— BRIEF —
Output every entry below word for word, without its pictures.

— EXERCISE DATA —
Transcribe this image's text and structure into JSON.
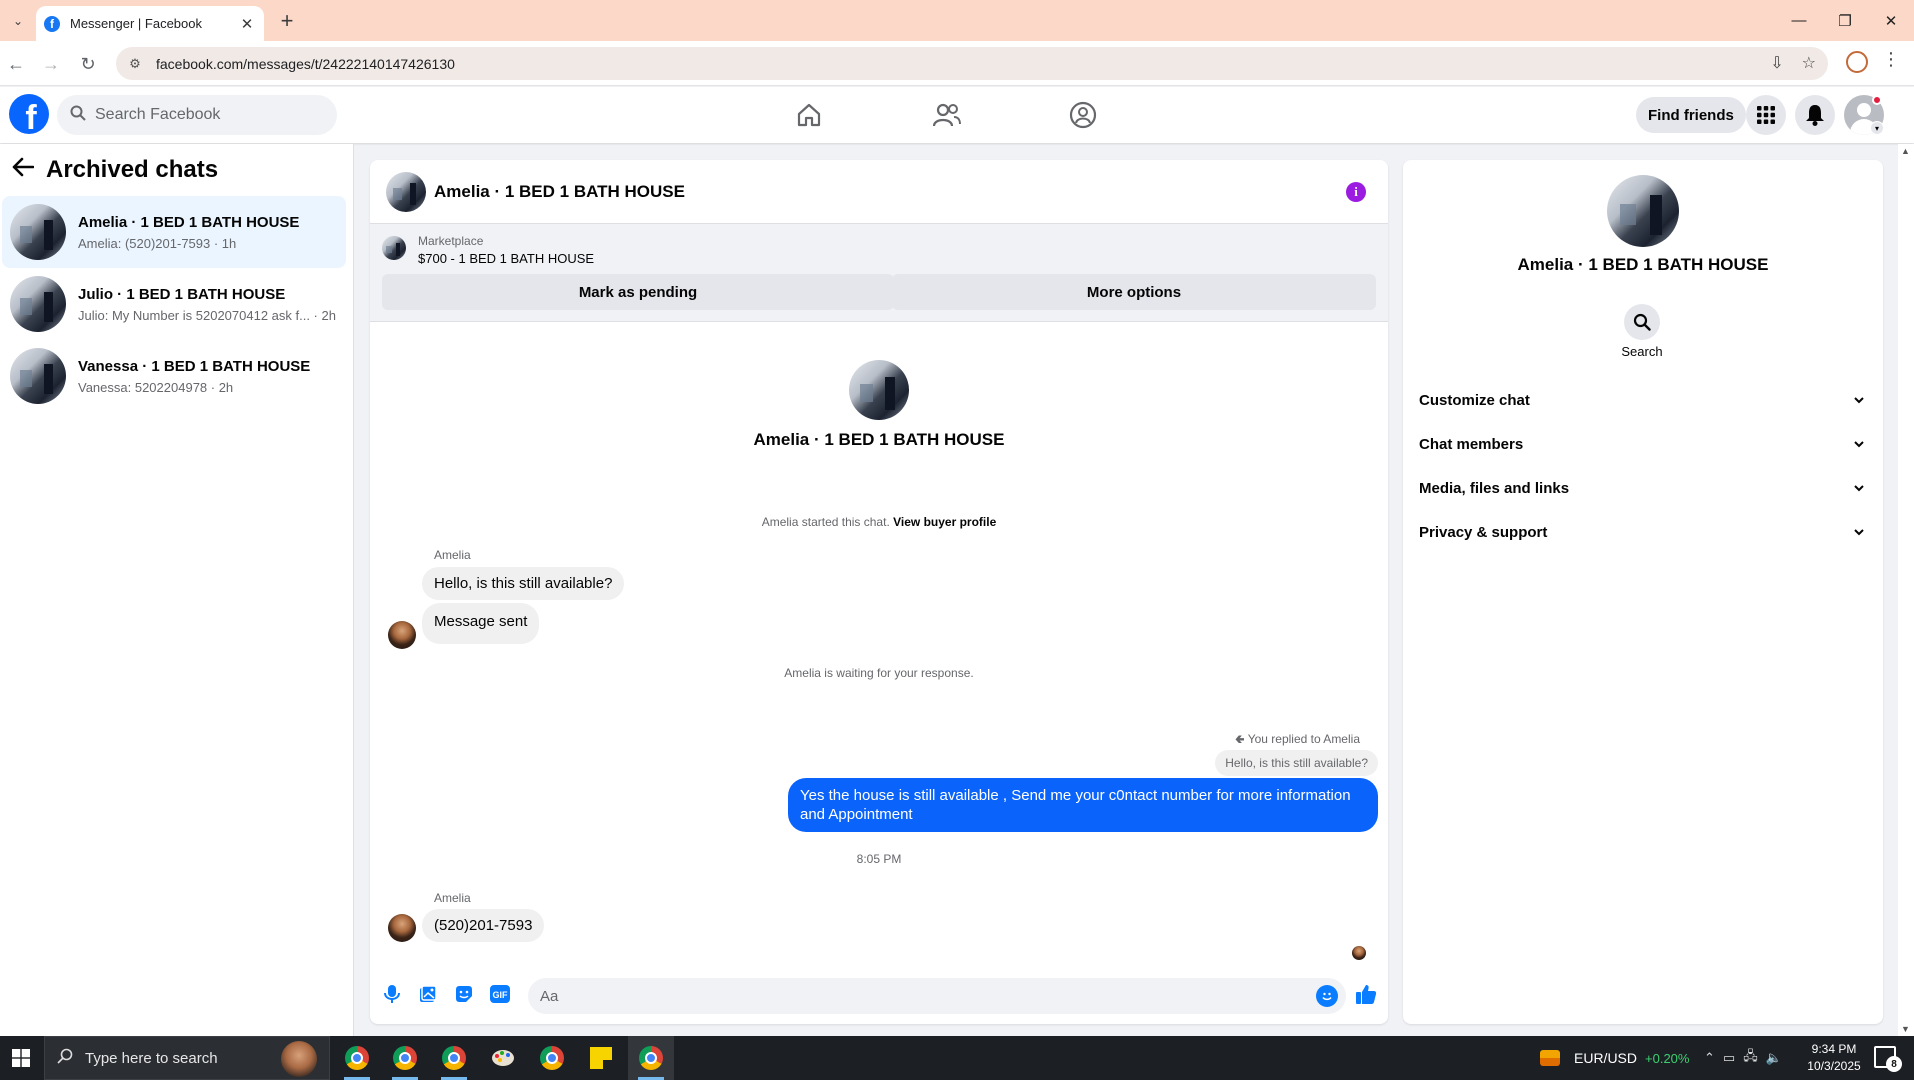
{
  "browser": {
    "tab_title": "Messenger | Facebook",
    "url": "facebook.com/messages/t/24222140147426130",
    "new_tab": "+",
    "close_tab": "✕"
  },
  "fb_nav": {
    "search_placeholder": "Search Facebook",
    "find_friends_label": "Find friends"
  },
  "sidebar": {
    "title": "Archived chats",
    "chats": [
      {
        "name": "Amelia · 1 BED 1 BATH HOUSE",
        "preview": "Amelia: (520)201-7593 · 1h",
        "active": true
      },
      {
        "name": "Julio · 1 BED 1 BATH HOUSE",
        "preview": "Julio: My Number is 5202070412 ask f... · 2h",
        "active": false
      },
      {
        "name": "Vanessa · 1 BED 1 BATH HOUSE",
        "preview": "Vanessa: 5202204978 · 2h",
        "active": false
      }
    ]
  },
  "conversation": {
    "title": "Amelia · 1 BED 1 BATH HOUSE",
    "marketplace_label": "Marketplace",
    "listing": "$700 - 1 BED 1 BATH HOUSE",
    "mark_pending_label": "Mark as pending",
    "more_options_label": "More options",
    "intro_name": "Amelia · 1 BED 1 BATH HOUSE",
    "started_text": "Amelia started this chat.",
    "view_buyer_label": "View buyer profile",
    "sender_1": "Amelia",
    "msg_1": "Hello, is this still available?",
    "msg_2": "Message sent",
    "waiting_text": "Amelia is waiting for your response.",
    "replied_label": "You replied to Amelia",
    "reply_quote": "Hello, is this still available?",
    "outgoing_msg": "Yes the house is still available , Send me your c0ntact number for more information and Appointment",
    "time": "8:05 PM",
    "sender_2": "Amelia",
    "msg_3": "(520)201-7593",
    "composer_placeholder": "Aa"
  },
  "details": {
    "name": "Amelia · 1 BED 1 BATH HOUSE",
    "search_label": "Search",
    "sections": [
      "Customize chat",
      "Chat members",
      "Media, files and links",
      "Privacy & support"
    ]
  },
  "taskbar": {
    "search_placeholder": "Type here to search",
    "ticker_symbol": "EUR/USD",
    "ticker_change": "+0.20%",
    "time": "9:34 PM",
    "date": "10/3/2025",
    "notif_count": "8"
  },
  "colors": {
    "fb_blue": "#0866ff",
    "outgoing_bubble": "#0a64fb",
    "info_purple": "#9b1be0",
    "active_chat": "#ebf5ff",
    "tabbar": "#fcd8c8"
  }
}
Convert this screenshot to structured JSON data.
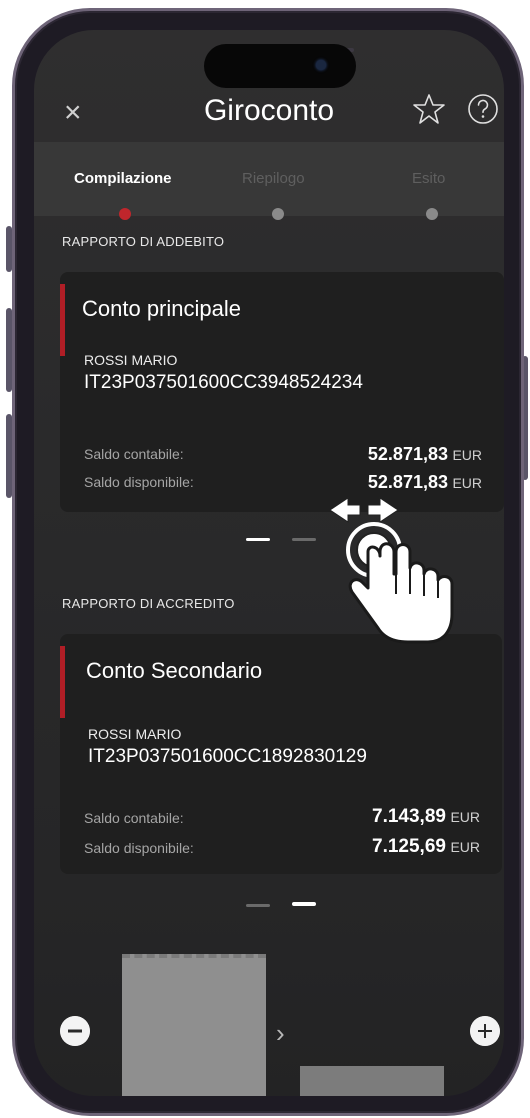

— ANSWER SECTION —
Transcribe this image's text and structure into JSON.
{
  "browser": {
    "tab_title": "Messenger | Facebook",
    "url": "facebook.com/messages/t/24222140147426130",
    "new_tab": "+",
    "close_tab": "✕"
  },
  "fb_nav": {
    "search_placeholder": "Search Facebook",
    "find_friends_label": "Find friends"
  },
  "sidebar": {
    "title": "Archived chats",
    "chats": [
      {
        "name": "Amelia · 1 BED 1 BATH HOUSE",
        "preview": "Amelia: (520)201-7593 · 1h",
        "active": true
      },
      {
        "name": "Julio · 1 BED 1 BATH HOUSE",
        "preview": "Julio: My Number is 5202070412 ask f... · 2h",
        "active": false
      },
      {
        "name": "Vanessa · 1 BED 1 BATH HOUSE",
        "preview": "Vanessa: 5202204978 · 2h",
        "active": false
      }
    ]
  },
  "conversation": {
    "title": "Amelia · 1 BED 1 BATH HOUSE",
    "marketplace_label": "Marketplace",
    "listing": "$700 - 1 BED 1 BATH HOUSE",
    "mark_pending_label": "Mark as pending",
    "more_options_label": "More options",
    "intro_name": "Amelia · 1 BED 1 BATH HOUSE",
    "started_text": "Amelia started this chat.",
    "view_buyer_label": "View buyer profile",
    "sender_1": "Amelia",
    "msg_1": "Hello, is this still available?",
    "msg_2": "Message sent",
    "waiting_text": "Amelia is waiting for your response.",
    "replied_label": "You replied to Amelia",
    "reply_quote": "Hello, is this still available?",
    "outgoing_msg": "Yes the house is still available , Send me your c0ntact number for more information and Appointment",
    "time": "8:05 PM",
    "sender_2": "Amelia",
    "msg_3": "(520)201-7593",
    "composer_placeholder": "Aa"
  },
  "details": {
    "name": "Amelia · 1 BED 1 BATH HOUSE",
    "search_label": "Search",
    "sections": [
      "Customize chat",
      "Chat members",
      "Media, files and links",
      "Privacy & support"
    ]
  },
  "taskbar": {
    "search_placeholder": "Type here to search",
    "ticker_symbol": "EUR/USD",
    "ticker_change": "+0.20%",
    "time": "9:34 PM",
    "date": "10/3/2025",
    "notif_count": "8"
  },
  "colors": {
    "fb_blue": "#0866ff",
    "outgoing_bubble": "#0a64fb",
    "info_purple": "#9b1be0",
    "active_chat": "#ebf5ff",
    "tabbar": "#fcd8c8"
  }
}
Convert this screenshot to structured JSON data.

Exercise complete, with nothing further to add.